= The task =
Here is the listing. Report each line in it that contains the string "with".

= Dataset records =
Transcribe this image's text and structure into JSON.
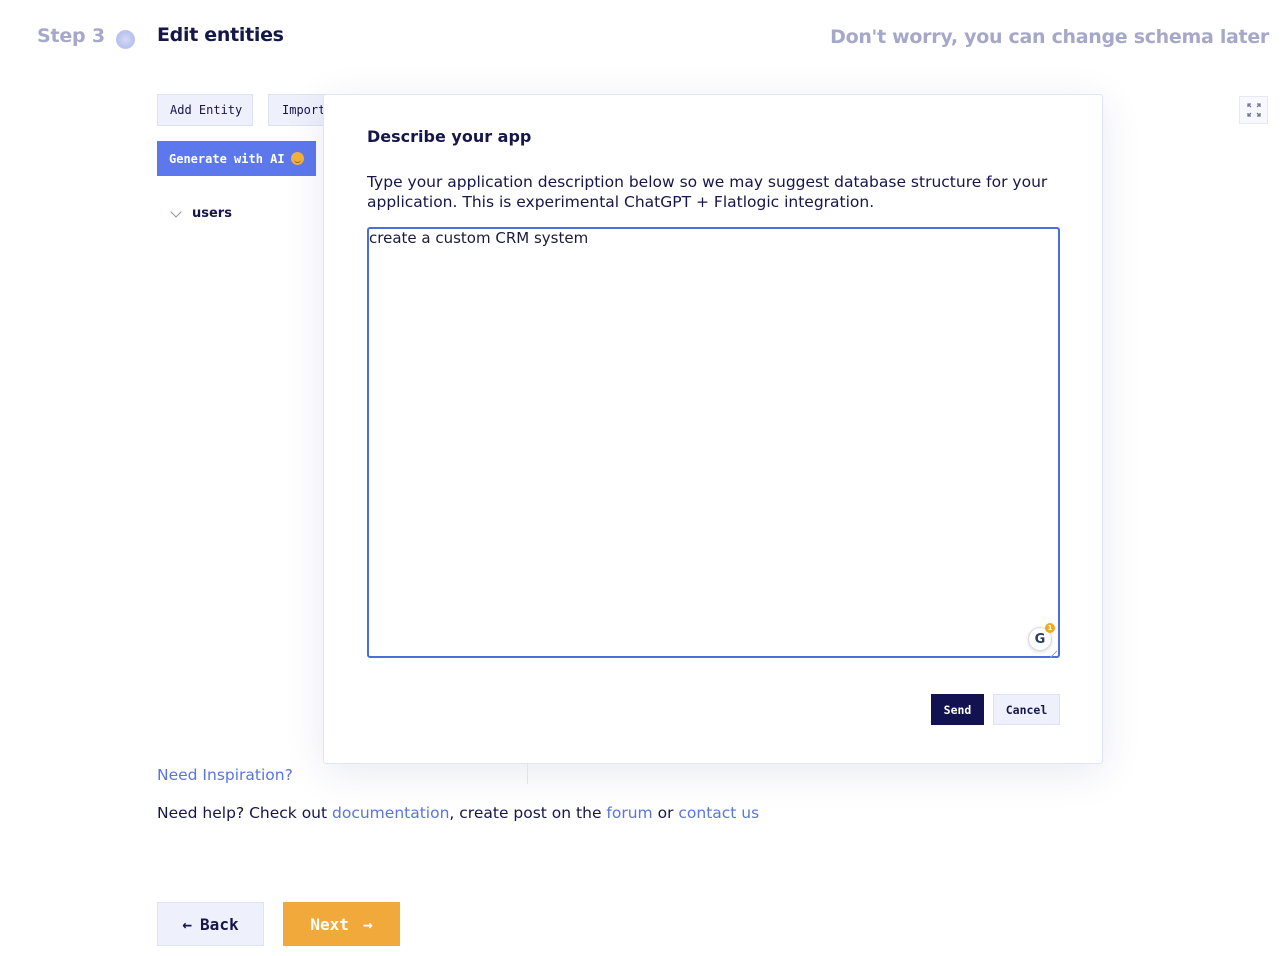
{
  "header": {
    "step_label": "Step 3",
    "title": "Edit entities",
    "hint": "Don't worry, you can change schema later"
  },
  "toolbar": {
    "add_entity_label": "Add Entity",
    "import_label": "Import",
    "generate_label": "Generate with AI"
  },
  "entities": [
    {
      "name": "users"
    }
  ],
  "modal": {
    "title": "Describe your app",
    "description": "Type your application description below so we may suggest database structure for your application. This is experimental ChatGPT + Flatlogic integration.",
    "textarea_value": "create a custom CRM system",
    "send_label": "Send",
    "cancel_label": "Cancel",
    "grammarly_badge": "1"
  },
  "footer": {
    "inspiration_link": "Need Inspiration?",
    "help_prefix": "Need help? Check out ",
    "documentation_link": "documentation",
    "help_middle": ", create post on the ",
    "forum_link": "forum",
    "help_or": " or ",
    "contact_link": "contact us"
  },
  "nav": {
    "back_label": "Back",
    "next_label": "Next"
  },
  "colors": {
    "accent_blue": "#5d78ec",
    "primary_dark": "#11124f",
    "next_orange": "#f2a93b",
    "link_blue": "#5a74e3"
  }
}
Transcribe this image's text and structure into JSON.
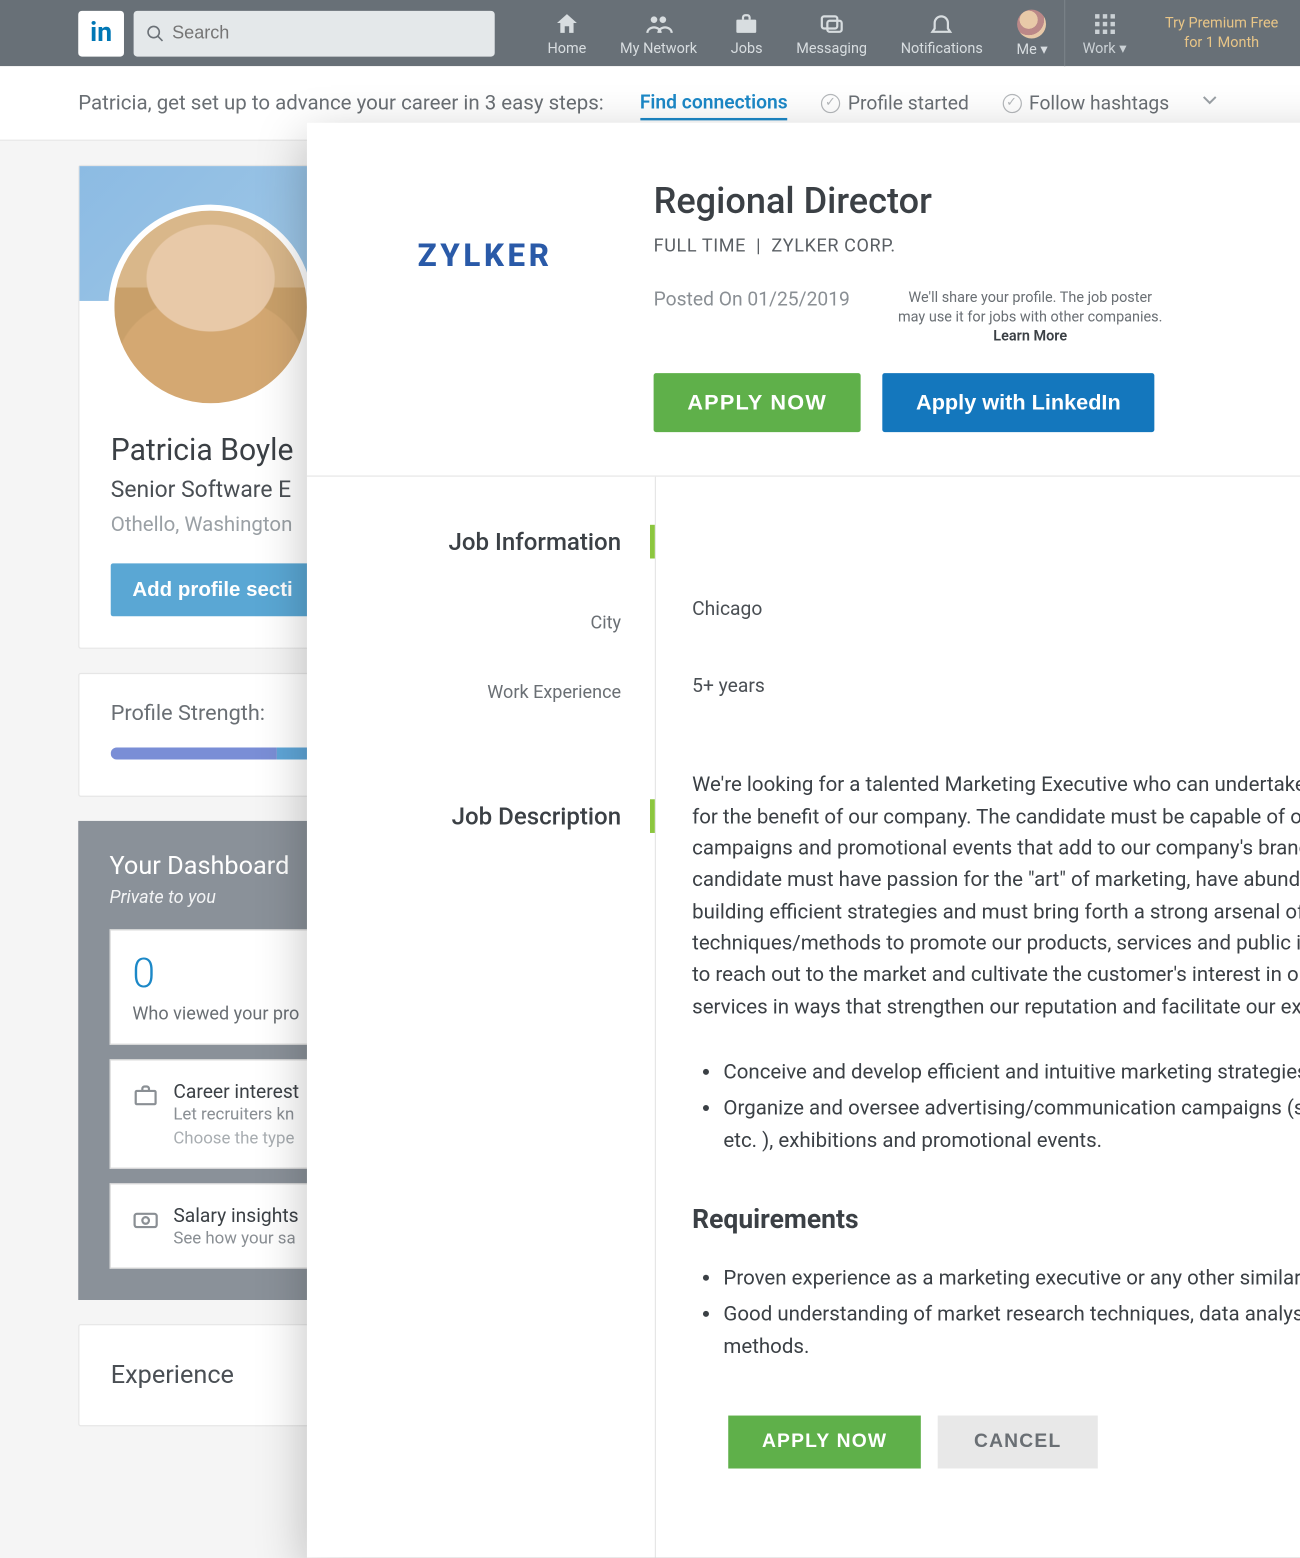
{
  "nav": {
    "logo": "in",
    "search_placeholder": "Search",
    "items": {
      "home": "Home",
      "network": "My Network",
      "jobs": "Jobs",
      "messaging": "Messaging",
      "notifications": "Notifications",
      "me": "Me",
      "work": "Work"
    },
    "premium_line1": "Try Premium Free",
    "premium_line2": "for 1 Month"
  },
  "onboarding": {
    "prompt": "Patricia, get set up to advance your career in 3 easy steps:",
    "step1": "Find connections",
    "step2": "Profile started",
    "step3": "Follow hashtags"
  },
  "profile": {
    "name": "Patricia Boyle",
    "title": "Senior Software E",
    "location": "Othello, Washington",
    "add_section_btn": "Add profile secti"
  },
  "strength": {
    "label": "Profile Strength:"
  },
  "dashboard": {
    "title": "Your Dashboard",
    "subtitle": "Private to you",
    "views_count": "0",
    "views_label": "Who viewed your pro",
    "career_title": "Career interest",
    "career_sub": "Let recruiters kn",
    "career_sub2": "Choose the type",
    "salary_title": "Salary insights",
    "salary_sub": "See how your sa"
  },
  "experience": {
    "heading": "Experience"
  },
  "modal": {
    "company_logo_text": "ZYLKER",
    "job_title": "Regional Director",
    "job_type": "FULL TIME",
    "separator": "|",
    "company": "ZYLKER CORP.",
    "posted_label": "Posted On ",
    "posted_date": "01/25/2019",
    "disclosure_line1": "We'll share your profile. The job poster",
    "disclosure_line2": "may use it for jobs with other companies.",
    "disclosure_learn": "Learn More",
    "apply_now": "APPLY  NOW",
    "apply_linkedin": "Apply with LinkedIn",
    "section_info": "Job Information",
    "label_city": "City",
    "val_city": "Chicago",
    "label_exp": "Work Experience",
    "val_exp": "5+ years",
    "section_desc": "Job Description",
    "desc_paragraph": "We're looking for a talented Marketing Executive who can undertake marketing projects for the benefit of our company. The candidate must be capable of  organize creative campaigns and promotional events that add to our company's brand value. Ideally, the  candidate must have passion for the \"art\" of marketing, have abundant ideas for building efficient strategies and must bring forth a strong arsenal of techniques/methods to promote our products, services and public image.  The goal is to reach out to the market and cultivate the customer's interest in our products and services in ways that strengthen our reputation and facilitate our exponential growth.",
    "bullet1": "Conceive and develop efficient and intuitive marketing strategies.",
    "bullet2": "Organize and oversee advertising/communication campaigns (social media, TV etc. ), exhibitions and promotional events.",
    "req_heading": "Requirements",
    "req1": "Proven experience as a marketing executive or any other similar role.",
    "req2": "Good understanding of market research techniques, data analysis and statistics methods.",
    "apply_now_btn": "APPLY  NOW",
    "cancel_btn": "CANCEL"
  }
}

= Task response =
    "generate_label": "Generate with AI"
    "disclosure_line2": "may use it for jobs with other companies.",
    "apply_linkedin": "Apply with LinkedIn",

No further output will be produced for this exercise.